INSTRUCTIONS FOR THE TASK: Type out the records that follow, exactly as given.

*** ENTRIES SUPPLIED ***

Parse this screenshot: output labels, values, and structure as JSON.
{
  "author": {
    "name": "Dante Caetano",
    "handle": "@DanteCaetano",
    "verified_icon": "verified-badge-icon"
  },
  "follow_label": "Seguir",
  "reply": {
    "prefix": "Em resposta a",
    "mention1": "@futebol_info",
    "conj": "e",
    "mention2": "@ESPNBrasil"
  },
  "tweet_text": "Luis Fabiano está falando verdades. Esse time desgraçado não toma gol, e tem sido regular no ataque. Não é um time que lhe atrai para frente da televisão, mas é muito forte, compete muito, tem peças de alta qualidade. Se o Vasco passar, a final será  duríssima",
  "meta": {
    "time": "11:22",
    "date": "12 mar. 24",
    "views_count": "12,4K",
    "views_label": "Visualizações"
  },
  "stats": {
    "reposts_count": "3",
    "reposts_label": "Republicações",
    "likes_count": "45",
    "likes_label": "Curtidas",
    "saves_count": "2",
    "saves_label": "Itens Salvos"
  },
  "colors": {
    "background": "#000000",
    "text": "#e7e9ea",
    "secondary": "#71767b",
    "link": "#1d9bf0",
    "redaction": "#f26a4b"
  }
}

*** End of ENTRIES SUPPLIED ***

SOLUTION TO THIS TASK:
Parse this screenshot: output labels, values, and structure as JSON.
{
  "author": {
    "name": "Dante Caetano",
    "handle": "@DanteCaetano",
    "verified_icon": "verified-badge-icon"
  },
  "follow_label": "Seguir",
  "reply": {
    "prefix": "Em resposta a",
    "mention1": "@futebol_info",
    "conj": "e",
    "mention2": "@ESPNBrasil"
  },
  "tweet_text": "Luis Fabiano está falando verdades. Esse time desgraçado não toma gol, e tem sido regular no ataque. Não é um time que lhe atrai para frente da televisão, mas é muito forte, compete muito, tem peças de alta qualidade. Se o Vasco passar, a final será  duríssima",
  "meta": {
    "time": "11:22",
    "date": "12 mar. 24",
    "views_count": "12,4K",
    "views_label": "Visualizações"
  },
  "stats": {
    "reposts_count": "3",
    "reposts_label": "Republicações",
    "likes_count": "45",
    "likes_label": "Curtidas",
    "saves_count": "2",
    "saves_label": "Itens Salvos"
  },
  "colors": {
    "background": "#000000",
    "text": "#e7e9ea",
    "secondary": "#71767b",
    "link": "#1d9bf0",
    "redaction": "#f26a4b"
  }
}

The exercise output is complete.